2: studious inquiry or examination especially: investigation or experimentation aimed at the discovery and interpretation of facts, revision of accepted theories or laws in the light of new facts, or practical application of such new or revised theories or laws
3: the collecting of information about a particular subject
Our students were tasked to carefully and diligently search through our book resources for information about the insect of their choice using a Table of Contents and/or an Index page. They took notes in their own words on the insect of their choice and kept track of their sources.
They were then asked to search their subject online using very specific keywords. The proper use of keywords in online searching is an underrated skill. It takes some forethought to clearly use keywords to create the perfect query and yield the best results.

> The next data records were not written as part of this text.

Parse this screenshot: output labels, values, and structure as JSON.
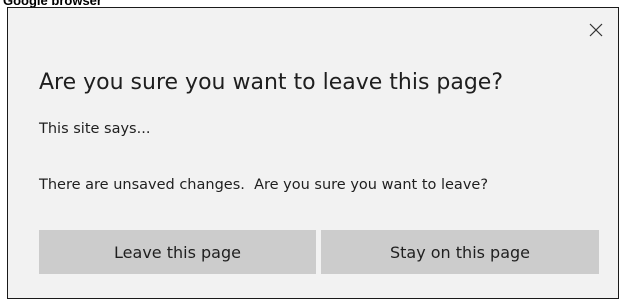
{
  "caption": "Google browser",
  "dialog": {
    "title": "Are you sure you want to leave this page?",
    "site_says": "This site says...",
    "message": "There are unsaved changes.  Are you sure you want to leave?",
    "close_icon": "close-icon",
    "buttons": {
      "leave_label": "Leave this page",
      "stay_label": "Stay on this page"
    }
  },
  "colors": {
    "dialog_background": "#f2f2f2",
    "button_background": "#cccccc",
    "text": "#1f1f1f",
    "border": "#1a1a1a"
  }
}
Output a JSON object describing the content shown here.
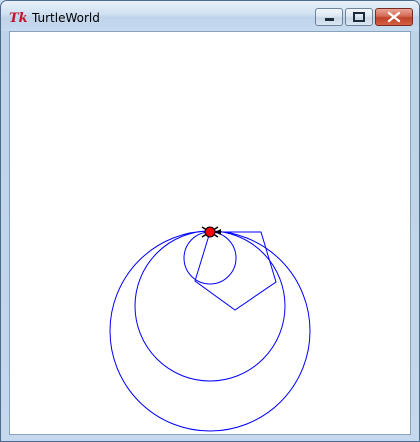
{
  "window": {
    "title": "TurtleWorld",
    "app_icon": "tk-feather-icon",
    "buttons": [
      "minimize-icon",
      "maximize-icon",
      "close-icon"
    ]
  },
  "canvas": {
    "background": "#ffffff",
    "stroke_color": "#0000ff",
    "turtle_color": "#ff0000"
  }
}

A search on kiddle.co for ‘centipedes’ will not yield half as much useful information as the query ‘centipede facts.’
They tracked their information in a special graphic organizer.
It is important that we don’t overlook the importance of teaching children to use books to find information. Learning to quickly scan a page and find pertinent information is a critical part of learning. So many children wanted to jump straight to finding the information they needed online, but learning to use non-fiction books is where children should begin. Once they can easily navigate a book, they will have the ability to quickly and efficiently scan websites in the same way.
We will be continuing to fine-tune these skills with all of their research projects this year and I look forward to seeing this class on a regular basis here in the library.
I met with students in grades 3 and 4 this week to practice the art of proper notetaking. Something which can come so naturally for adults is really a skill that needs to be taught and practiced so that bad habits don’t form early.
I’ve heard many middle schoolers tell me that they cut and paste from various websites while taking notes and then put it all together for their final project. That is a fast-track route to a zero for plagiarism! Many are not aware that there is anything wrong with this method. By starting with younger grades I am hoping to catch them before it starts.
We decided to use books for this exercise so that students could practice using the table of contents and indexes to find the information they were looking for. They then had to write their notes in their own words and keep track of their sources using a bibliography template.
We also watched this helpful video about how to figure out what is and is not important to our research questions when researching.
Let me assure you that this wasn’t as boring of a workshop as it sounds. The grade 3s especially got into it and some chose to work over recess, which was wonderful. They are all on the right track now!